The survey was carried out by the Vienna based United Nations Office on Drugs and Crimes (UNODC) and it’s bad news for the new Afghan government. They are already struggling to deal with a revitalized Taliban insurgency, especially in areas where opium poppy growth is at its highest.
The UNODC’s Jean-Luc Lemahieu admitted that the figures from the report seemed to show that plans to eradicate or reduce opium production had failed. However, he did have confidence in the new Afghan government, even though the US led coalition has all but pulled out of the country. Washington has also spent $7.6 billion on counter narcotics programs in the country, since the Taliban’s fall from power in 2001.
"(Changing) the economic incentives away from the illicit economy to the licit economy, now that’s a hell of a task, but that’s exactly what indeed this new government seems to stand for," said Lemahieu, the UNODC director for policy analysis and public affairs said, as reported by Reuters.
— UNODC (@UNODC) November 12, 2014
The organization stated that poppy cultivation had expanded to 224,000 hectares in 2014, which was an increase of seven percent. In contrast, a mere 74,000 hectares were being used to grow poppies in 2002, a year after the Taliban regime was ousted from power.
Not surprisingly with the rise in land being used to grow poppies, there has been an increase in opium production, which is used to make heroin. Around 6,400 tons of opium were produced in 2014, which is an increase of 17 percent from the previous year. However, it failed to reach the all-time record of 7,400 which was produced in 2007.
"In 2014, opium prices decreased in all regions of Afghanistan. One probable reason for the decrease was an increase in supply due to an increase in production," the survey said.
With the price of opium falling, this has led to a surge in the number of drug addicts in Afghanistan, with an estimated 1.5 million drug users out of a country of 30 million people, UN officials have stated, which is 5 percent of the country’s population.
The report also showed that attempts to eradicate poppy cultivation were failing. Eradication programs decreased by 63 percent with only 2,692 hectares being cleared, while rudimentary and labor intensive methods, such as using sticks, blades and hands and uprooting were often used to get rid of the crops.
In the year British troops left Afghanistan, opium production reached record levels. Graph from UNODC report. pic.twitter.com/yBMAbQb7gl
— Jamie Wood (@JamieWood_Sky) November 12, 2014
New Afghan President Ashraf Ghani has been in power for less than two months, however, he does have a comprehensive plan to try and tackle the growing drug problem in the country, according to Lemahieu.
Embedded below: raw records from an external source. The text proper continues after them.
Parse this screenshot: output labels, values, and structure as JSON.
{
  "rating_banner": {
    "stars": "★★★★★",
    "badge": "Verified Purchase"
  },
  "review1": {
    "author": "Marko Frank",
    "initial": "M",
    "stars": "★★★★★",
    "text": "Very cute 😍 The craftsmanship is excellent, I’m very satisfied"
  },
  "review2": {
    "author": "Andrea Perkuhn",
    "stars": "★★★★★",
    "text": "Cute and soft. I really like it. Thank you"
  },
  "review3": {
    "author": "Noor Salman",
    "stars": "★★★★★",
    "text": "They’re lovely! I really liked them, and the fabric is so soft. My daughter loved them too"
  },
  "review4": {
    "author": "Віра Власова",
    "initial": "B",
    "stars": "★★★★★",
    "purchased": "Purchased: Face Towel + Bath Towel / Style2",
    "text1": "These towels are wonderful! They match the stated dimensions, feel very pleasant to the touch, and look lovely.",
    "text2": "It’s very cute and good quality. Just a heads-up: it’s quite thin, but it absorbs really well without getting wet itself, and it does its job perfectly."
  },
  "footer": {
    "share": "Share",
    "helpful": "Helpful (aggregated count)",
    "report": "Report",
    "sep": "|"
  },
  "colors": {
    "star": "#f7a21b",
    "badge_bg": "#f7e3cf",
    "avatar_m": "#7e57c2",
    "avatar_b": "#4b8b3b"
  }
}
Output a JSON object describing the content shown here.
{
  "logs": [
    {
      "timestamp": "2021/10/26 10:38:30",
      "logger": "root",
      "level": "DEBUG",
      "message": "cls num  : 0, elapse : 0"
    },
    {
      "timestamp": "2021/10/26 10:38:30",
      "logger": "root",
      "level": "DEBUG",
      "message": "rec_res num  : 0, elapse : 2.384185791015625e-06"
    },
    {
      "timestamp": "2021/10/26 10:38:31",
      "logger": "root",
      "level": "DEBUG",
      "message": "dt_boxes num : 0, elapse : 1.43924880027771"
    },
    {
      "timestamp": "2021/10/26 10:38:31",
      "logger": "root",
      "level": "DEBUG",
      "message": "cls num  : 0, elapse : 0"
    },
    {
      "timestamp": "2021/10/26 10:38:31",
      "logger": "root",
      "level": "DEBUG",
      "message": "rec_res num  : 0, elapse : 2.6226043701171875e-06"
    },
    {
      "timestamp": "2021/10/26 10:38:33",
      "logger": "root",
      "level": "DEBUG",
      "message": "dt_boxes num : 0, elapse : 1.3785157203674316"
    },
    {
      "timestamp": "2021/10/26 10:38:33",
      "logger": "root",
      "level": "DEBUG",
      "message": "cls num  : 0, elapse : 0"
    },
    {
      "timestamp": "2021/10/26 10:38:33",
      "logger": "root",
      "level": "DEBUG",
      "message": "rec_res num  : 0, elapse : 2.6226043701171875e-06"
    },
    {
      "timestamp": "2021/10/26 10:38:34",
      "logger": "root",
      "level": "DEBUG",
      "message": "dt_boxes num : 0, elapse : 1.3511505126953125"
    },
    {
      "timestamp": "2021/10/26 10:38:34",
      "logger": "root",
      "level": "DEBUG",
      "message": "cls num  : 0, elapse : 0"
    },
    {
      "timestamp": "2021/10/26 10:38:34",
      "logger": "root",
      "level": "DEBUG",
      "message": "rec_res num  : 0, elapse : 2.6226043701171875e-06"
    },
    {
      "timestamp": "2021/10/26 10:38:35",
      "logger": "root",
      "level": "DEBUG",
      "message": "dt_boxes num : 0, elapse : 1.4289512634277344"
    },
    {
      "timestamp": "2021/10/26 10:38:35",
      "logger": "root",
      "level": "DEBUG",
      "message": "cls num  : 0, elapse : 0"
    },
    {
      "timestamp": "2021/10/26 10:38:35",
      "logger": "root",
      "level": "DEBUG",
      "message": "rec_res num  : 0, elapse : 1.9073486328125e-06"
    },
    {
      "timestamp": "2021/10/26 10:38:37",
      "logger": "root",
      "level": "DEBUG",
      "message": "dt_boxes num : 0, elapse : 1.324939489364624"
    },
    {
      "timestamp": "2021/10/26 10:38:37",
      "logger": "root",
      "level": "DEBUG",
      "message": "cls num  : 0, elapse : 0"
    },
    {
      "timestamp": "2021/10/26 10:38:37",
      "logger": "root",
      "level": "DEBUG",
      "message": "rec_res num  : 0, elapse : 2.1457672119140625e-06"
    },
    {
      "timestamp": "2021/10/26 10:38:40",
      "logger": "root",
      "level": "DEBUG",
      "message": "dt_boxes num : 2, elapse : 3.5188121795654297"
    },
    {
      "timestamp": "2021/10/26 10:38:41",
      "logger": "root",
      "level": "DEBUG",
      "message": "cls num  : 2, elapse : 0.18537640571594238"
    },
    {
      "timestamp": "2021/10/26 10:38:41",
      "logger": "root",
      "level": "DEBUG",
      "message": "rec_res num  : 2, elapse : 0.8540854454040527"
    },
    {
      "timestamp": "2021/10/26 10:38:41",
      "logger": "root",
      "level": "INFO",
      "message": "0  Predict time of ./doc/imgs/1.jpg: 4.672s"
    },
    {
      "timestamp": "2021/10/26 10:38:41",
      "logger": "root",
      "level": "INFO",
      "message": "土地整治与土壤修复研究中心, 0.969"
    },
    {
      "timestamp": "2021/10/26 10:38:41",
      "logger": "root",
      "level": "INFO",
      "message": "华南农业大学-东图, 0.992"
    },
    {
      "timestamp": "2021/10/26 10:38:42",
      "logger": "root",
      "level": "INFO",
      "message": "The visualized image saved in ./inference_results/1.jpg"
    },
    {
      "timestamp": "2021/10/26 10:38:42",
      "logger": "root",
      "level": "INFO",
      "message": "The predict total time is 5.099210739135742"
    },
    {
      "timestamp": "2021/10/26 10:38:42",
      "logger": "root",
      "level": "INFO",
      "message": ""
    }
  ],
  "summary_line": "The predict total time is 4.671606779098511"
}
The vast majority (89 percent) of opium cultivation took place in nine provinces in Afghanistan’s Southern and Western regions, which include the country’s most insecure provinces. The Afghan president has written a book on how to fix failed states and says the need to increase jobs is key. He believes that cotton could be grown instead of poppies, if the West dropped tariffs, which are imposed on textiles produced in Afghanistan.